[EXTRACTED DATA — start]
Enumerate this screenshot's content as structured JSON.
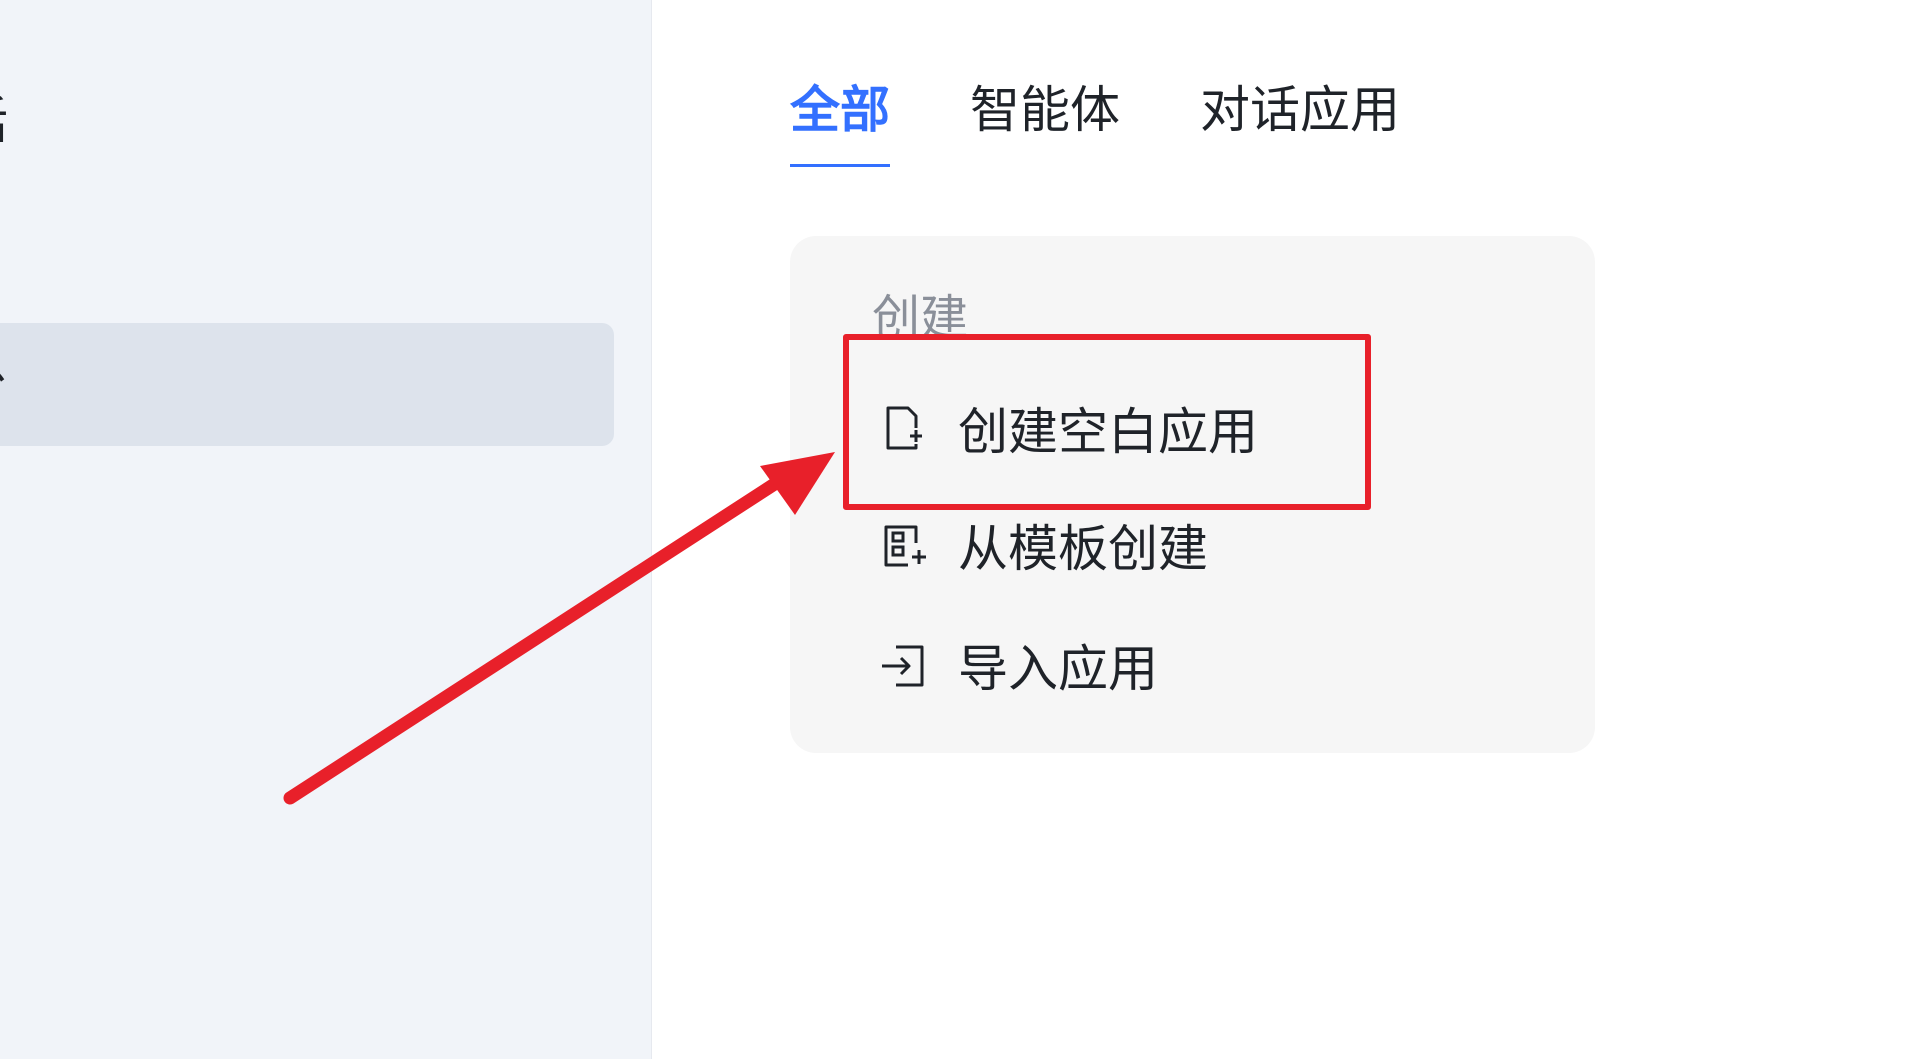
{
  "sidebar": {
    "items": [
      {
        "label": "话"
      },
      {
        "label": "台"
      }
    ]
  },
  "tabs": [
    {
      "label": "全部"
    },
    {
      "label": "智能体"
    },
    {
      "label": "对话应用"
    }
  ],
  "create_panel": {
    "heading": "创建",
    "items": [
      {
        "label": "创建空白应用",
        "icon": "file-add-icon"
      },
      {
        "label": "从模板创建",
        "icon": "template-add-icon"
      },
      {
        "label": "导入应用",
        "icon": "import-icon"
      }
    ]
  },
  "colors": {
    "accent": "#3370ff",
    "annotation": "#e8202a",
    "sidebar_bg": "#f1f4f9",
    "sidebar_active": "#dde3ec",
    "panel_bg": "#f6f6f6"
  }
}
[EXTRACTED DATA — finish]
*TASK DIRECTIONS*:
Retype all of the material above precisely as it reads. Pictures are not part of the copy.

*TASK RESPONSE*:
Enumerate this screenshot's content as structured JSON.
{
  "sidebar": {
    "items": [
      {
        "label": "话"
      },
      {
        "label": "台"
      }
    ]
  },
  "tabs": [
    {
      "label": "全部"
    },
    {
      "label": "智能体"
    },
    {
      "label": "对话应用"
    }
  ],
  "create_panel": {
    "heading": "创建",
    "items": [
      {
        "label": "创建空白应用",
        "icon": "file-add-icon"
      },
      {
        "label": "从模板创建",
        "icon": "template-add-icon"
      },
      {
        "label": "导入应用",
        "icon": "import-icon"
      }
    ]
  },
  "colors": {
    "accent": "#3370ff",
    "annotation": "#e8202a",
    "sidebar_bg": "#f1f4f9",
    "sidebar_active": "#dde3ec",
    "panel_bg": "#f6f6f6"
  }
}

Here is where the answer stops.